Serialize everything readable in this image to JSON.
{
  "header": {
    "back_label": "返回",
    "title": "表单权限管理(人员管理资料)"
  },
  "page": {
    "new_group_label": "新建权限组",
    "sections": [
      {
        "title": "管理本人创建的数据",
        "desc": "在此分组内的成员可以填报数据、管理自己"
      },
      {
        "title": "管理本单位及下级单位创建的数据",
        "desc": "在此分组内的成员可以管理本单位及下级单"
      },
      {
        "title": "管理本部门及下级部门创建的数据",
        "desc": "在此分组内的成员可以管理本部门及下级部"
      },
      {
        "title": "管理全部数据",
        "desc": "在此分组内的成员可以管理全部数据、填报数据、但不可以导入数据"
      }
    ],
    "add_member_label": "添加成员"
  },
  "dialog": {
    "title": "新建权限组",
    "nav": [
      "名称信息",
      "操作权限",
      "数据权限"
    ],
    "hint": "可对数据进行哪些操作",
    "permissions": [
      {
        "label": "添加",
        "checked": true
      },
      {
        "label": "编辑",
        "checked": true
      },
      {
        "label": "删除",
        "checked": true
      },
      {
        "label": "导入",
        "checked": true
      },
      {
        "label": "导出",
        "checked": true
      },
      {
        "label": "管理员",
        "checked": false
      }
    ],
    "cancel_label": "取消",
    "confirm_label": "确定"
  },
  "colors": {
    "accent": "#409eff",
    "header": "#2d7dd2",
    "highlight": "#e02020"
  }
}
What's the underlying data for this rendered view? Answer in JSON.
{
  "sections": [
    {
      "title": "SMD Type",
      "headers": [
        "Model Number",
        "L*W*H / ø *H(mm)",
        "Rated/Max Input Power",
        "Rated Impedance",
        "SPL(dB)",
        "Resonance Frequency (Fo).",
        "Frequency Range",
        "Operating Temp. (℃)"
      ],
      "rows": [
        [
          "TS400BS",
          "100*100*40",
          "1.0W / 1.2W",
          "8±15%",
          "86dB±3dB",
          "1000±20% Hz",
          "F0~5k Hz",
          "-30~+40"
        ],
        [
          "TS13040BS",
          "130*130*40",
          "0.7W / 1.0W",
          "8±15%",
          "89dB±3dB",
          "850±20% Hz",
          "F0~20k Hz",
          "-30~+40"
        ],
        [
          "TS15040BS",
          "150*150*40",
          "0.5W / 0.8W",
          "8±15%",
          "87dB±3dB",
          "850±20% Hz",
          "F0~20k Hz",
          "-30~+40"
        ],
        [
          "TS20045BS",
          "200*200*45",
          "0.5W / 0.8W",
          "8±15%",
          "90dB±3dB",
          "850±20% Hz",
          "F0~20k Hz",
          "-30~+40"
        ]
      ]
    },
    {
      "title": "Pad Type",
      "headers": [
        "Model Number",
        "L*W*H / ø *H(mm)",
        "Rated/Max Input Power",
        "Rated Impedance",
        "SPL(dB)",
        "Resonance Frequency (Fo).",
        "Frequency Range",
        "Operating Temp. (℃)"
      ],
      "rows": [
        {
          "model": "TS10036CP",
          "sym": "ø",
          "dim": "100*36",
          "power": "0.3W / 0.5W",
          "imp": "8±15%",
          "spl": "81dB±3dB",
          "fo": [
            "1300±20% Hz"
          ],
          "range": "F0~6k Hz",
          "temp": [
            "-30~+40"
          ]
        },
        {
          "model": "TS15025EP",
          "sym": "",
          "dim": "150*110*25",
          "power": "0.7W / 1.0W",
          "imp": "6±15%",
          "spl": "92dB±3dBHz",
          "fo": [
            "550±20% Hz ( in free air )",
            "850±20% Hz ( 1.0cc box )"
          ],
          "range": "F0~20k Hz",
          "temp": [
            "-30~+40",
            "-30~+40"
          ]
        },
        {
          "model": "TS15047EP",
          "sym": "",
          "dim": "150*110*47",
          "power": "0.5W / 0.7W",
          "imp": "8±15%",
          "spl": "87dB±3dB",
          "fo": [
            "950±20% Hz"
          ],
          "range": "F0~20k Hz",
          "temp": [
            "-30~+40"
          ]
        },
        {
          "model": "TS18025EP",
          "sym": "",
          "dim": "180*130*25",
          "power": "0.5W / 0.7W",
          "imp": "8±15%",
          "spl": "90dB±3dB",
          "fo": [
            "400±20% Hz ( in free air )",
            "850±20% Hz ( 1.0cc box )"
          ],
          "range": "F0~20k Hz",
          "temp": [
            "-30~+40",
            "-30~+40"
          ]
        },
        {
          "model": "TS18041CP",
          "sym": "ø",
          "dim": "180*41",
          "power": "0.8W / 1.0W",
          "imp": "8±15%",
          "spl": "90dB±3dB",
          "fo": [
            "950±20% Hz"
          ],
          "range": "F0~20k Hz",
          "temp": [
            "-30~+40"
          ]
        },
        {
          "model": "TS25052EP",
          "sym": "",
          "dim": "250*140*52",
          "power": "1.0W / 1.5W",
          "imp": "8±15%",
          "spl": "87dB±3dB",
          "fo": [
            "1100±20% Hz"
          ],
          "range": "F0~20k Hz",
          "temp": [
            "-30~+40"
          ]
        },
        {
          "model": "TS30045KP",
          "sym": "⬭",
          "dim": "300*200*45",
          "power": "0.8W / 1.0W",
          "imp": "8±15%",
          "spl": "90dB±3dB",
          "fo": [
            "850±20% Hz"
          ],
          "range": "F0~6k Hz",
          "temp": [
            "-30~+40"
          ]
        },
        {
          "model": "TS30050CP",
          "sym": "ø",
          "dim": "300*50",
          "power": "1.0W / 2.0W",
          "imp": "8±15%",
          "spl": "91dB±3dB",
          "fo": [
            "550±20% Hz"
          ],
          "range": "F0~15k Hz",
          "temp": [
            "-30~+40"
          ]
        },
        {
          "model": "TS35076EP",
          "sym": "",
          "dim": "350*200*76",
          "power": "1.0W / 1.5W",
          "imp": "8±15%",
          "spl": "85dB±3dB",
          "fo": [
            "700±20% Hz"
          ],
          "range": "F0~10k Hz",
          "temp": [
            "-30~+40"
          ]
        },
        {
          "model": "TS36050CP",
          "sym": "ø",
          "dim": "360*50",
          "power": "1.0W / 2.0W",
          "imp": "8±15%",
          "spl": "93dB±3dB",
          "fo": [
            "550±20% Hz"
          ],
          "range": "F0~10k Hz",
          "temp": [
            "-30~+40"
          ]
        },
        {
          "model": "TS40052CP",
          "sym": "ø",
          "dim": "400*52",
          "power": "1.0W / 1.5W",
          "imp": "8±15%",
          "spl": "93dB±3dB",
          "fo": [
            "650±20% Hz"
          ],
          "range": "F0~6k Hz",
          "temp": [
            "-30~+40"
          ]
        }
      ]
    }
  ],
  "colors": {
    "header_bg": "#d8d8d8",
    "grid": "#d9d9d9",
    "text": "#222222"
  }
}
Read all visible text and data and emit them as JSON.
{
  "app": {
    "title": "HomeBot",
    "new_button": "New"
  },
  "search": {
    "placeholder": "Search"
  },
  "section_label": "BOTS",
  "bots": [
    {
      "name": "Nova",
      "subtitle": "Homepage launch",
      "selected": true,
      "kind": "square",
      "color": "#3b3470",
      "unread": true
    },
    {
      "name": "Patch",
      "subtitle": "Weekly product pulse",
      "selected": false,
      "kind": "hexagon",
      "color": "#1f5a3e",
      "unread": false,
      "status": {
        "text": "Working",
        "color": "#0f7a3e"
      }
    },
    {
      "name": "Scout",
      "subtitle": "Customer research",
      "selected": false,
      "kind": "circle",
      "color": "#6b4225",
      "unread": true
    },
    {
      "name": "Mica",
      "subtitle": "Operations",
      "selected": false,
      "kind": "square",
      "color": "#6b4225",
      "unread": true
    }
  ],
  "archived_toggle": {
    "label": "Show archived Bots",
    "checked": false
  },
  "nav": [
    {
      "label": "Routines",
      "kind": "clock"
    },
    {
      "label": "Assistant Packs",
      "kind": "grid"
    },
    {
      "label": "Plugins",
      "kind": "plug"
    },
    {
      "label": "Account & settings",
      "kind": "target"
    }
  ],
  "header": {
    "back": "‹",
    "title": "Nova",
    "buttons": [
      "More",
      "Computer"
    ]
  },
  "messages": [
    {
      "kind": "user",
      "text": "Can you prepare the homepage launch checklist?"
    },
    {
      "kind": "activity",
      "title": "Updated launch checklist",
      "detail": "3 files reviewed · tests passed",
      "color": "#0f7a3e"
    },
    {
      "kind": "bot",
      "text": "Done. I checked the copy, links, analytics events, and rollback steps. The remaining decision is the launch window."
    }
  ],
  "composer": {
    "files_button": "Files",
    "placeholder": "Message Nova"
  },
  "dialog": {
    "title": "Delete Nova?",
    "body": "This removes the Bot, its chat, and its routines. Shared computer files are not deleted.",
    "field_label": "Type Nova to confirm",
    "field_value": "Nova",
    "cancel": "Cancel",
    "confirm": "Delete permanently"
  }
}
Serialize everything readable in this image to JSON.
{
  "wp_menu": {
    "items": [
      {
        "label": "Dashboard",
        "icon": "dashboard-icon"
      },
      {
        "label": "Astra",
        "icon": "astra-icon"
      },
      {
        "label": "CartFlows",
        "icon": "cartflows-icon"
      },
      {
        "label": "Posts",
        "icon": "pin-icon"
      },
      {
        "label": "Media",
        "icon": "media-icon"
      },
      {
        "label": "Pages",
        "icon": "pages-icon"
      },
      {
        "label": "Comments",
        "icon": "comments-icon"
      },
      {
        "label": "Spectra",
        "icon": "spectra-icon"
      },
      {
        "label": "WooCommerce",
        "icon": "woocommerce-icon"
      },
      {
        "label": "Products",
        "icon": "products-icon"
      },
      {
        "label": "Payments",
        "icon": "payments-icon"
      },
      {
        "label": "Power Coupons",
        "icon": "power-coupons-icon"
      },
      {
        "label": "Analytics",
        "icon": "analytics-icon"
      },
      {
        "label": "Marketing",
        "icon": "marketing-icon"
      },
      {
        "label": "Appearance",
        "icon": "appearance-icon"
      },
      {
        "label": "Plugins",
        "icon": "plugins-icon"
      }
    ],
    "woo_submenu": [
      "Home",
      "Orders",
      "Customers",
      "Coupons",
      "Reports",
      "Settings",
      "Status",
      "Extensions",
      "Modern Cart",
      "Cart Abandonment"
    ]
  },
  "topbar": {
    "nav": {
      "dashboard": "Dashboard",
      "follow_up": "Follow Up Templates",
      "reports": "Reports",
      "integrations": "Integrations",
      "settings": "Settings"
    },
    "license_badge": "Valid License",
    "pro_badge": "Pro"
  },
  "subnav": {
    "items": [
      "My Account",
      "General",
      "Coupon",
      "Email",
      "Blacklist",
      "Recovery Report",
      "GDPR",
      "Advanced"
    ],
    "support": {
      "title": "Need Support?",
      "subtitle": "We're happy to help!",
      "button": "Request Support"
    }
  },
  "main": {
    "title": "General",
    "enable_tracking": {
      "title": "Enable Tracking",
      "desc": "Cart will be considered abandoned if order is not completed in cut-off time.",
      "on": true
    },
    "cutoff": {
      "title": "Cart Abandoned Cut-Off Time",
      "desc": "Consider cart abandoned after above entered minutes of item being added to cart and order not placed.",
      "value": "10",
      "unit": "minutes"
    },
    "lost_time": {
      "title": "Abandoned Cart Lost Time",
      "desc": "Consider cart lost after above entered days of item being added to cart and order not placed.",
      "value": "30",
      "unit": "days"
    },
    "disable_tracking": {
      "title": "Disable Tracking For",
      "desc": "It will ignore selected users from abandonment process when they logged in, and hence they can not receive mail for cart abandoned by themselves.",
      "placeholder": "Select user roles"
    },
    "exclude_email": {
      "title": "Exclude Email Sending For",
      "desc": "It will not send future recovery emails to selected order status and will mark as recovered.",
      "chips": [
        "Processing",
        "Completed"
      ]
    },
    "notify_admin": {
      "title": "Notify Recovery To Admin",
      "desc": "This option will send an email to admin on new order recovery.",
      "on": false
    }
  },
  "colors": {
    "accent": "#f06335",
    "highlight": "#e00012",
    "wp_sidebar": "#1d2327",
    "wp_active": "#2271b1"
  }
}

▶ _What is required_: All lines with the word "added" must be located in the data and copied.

▶ _Exercise answer_:
      "desc": "Consider cart abandoned after above entered minutes of item being added to cart and order not placed.",
      "desc": "Consider cart lost after above entered days of item being added to cart and order not placed.",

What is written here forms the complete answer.